The Cadbury factory in Claremont, a suburb of Glenorchy in Tasmania, is part of a residential development modelled after the specially created town of Bournville in England, where some of the earliest Cadbury chocolates were produced in the late nineteenth century.
Factories in Victorian England were usually dark, oppressive and unhealthy places to work. Workers were often killed because the working conditions were dangerous. But the Cadbury brothers, who revolutionised the production of chocolate, were at the forefront of improving working conditions for their employees – because they cared about the safety and wellbeing of others.
The members of the Cadbury family were devout followers of Jesus and his teachings. They were conscious of Jesus’ golden rule – do to others what you would have them do to you, and it influenced the way they operated their workplace. Radically different from other workplaces and factories of the time, the Cadbury brothers built warm rooms for their workers to use to dry clothes and cook food. They created a workers’ village with sporting fields and lily ponds and enough land for each house to have a vegetable garden. To cap off these ground-breaking social benefits, there was even a retirement plan to ensure that retired workers had enough money in their old age.
Despite many setbacks, John Cadbury pioneered the commercial production of drinking chocolate and cocoa. He was also a social activist. He campaigned against slavery, the exploitation of children in the workforce, and cruelty to animals. His dream was to produce a drink that would be an alternative to alcohol.
John Cadbury believed that drinking chocolate was not only healthy but could keep families away from pubs and safe from the harmful effects of alcohol.

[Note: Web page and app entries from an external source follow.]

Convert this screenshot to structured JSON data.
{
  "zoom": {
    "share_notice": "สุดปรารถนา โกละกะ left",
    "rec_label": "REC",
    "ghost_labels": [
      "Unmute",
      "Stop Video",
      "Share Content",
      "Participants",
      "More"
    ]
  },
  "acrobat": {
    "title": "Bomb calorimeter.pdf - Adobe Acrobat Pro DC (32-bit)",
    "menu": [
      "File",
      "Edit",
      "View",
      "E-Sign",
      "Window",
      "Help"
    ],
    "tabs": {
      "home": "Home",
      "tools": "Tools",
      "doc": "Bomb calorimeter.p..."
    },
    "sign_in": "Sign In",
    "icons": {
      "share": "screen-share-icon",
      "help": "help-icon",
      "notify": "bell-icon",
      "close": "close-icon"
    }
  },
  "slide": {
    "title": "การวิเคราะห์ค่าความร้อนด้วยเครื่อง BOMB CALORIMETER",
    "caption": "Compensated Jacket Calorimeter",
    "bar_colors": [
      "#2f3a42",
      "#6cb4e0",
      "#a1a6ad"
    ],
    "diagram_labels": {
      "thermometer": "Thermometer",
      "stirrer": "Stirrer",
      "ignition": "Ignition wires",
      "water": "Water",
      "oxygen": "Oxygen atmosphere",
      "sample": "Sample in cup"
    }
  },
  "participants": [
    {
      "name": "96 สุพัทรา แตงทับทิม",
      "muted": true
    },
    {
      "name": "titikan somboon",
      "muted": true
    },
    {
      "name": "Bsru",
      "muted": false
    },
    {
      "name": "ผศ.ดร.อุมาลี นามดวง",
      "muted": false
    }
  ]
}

This belief is reflected in some of his early brand names: ‘Churchman’s Chocolate’ and ‘Homeopathic’. Certainly, neither of them has the modern ring of Rocky Road or Caramello, yet his vision has continued to influence the district of Bournville in England. This district, around the original Cadbury factory outside of Birmingham, has been ‘dry’ (alcohol-free) for over a century. Even today, not one of the local pubs, bars or shops serves alcohol.
John’s concern for the welfare of workers and of people in general continued through many generations of his family. His son George ploughed the profits of the company into pension reform (making elderly people more financially secure). As a pacifist (someone opposed to war or fighting), George also funded campaigning to oppose the Boer War.

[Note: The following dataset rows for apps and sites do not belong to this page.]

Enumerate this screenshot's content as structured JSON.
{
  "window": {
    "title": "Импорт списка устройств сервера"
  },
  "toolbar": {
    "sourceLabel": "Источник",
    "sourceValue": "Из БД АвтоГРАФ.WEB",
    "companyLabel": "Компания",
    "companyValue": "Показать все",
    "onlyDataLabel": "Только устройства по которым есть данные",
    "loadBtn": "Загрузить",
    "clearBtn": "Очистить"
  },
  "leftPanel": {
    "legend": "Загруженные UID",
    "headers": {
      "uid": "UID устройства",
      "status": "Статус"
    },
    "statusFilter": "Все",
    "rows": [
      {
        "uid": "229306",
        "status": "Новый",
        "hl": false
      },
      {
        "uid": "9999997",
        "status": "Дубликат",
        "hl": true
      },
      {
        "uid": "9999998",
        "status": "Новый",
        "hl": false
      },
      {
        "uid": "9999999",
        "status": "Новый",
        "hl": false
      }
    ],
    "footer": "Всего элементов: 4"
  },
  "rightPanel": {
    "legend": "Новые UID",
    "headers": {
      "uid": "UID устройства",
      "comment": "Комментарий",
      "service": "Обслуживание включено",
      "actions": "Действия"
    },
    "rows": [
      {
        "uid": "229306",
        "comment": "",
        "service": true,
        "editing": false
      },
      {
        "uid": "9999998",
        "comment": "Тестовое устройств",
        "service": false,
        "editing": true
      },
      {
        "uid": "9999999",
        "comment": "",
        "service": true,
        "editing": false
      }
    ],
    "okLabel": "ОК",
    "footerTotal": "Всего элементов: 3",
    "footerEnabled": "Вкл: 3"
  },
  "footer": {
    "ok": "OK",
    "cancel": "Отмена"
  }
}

What prompted all of this social concern? The Cadbury family were Quakers (also known as members of the Religious Society of Friends, or just Friends). Quakers fervently believe in pacifism – non-violent solutions to the world’s problems.
It has been a challenge for them during the world wars of the twentieth century to show patriotic loyalty to their countries while refusing to fight in the wars.
But they found ways to demonstrate their loyalty and help others without fighting. In World War II, Paul Cadbury reactivated the Friends’ Ambulance Unit to support troops in many areas of battle. Because of the Cadbury connection, the name given to pacifists and conscientious objectors (people who refused to fight) who worked in war zones as non-combatants was chocolate soldiers.
The Christian values which influenced the Cadbury family (and many others with similar values) to create a just and equitable society have left a significant legacy. They were people who not only put their money where their mouth was, but where their heart was. In the Bible, it says, ‘What does the Lord require of you? To act justly and to love mercy and to walk humbly with your God.’ (Micah 6:8 NIV)
And those qualities are the very things the Cadbury family has shown the world. Even ‘when you’re told not to bring a thing’, bringing justice, love, mercy and humility are never out of date.
Written by Annie Hamilton.
Resources and Further Reading:
The Cadbury story: https://www.cadbury.com.au/our-history
Cadbury’s history in Australia: https://www.cadbury.com.au/About-Cadbury/Cadbury-in-Australia.aspx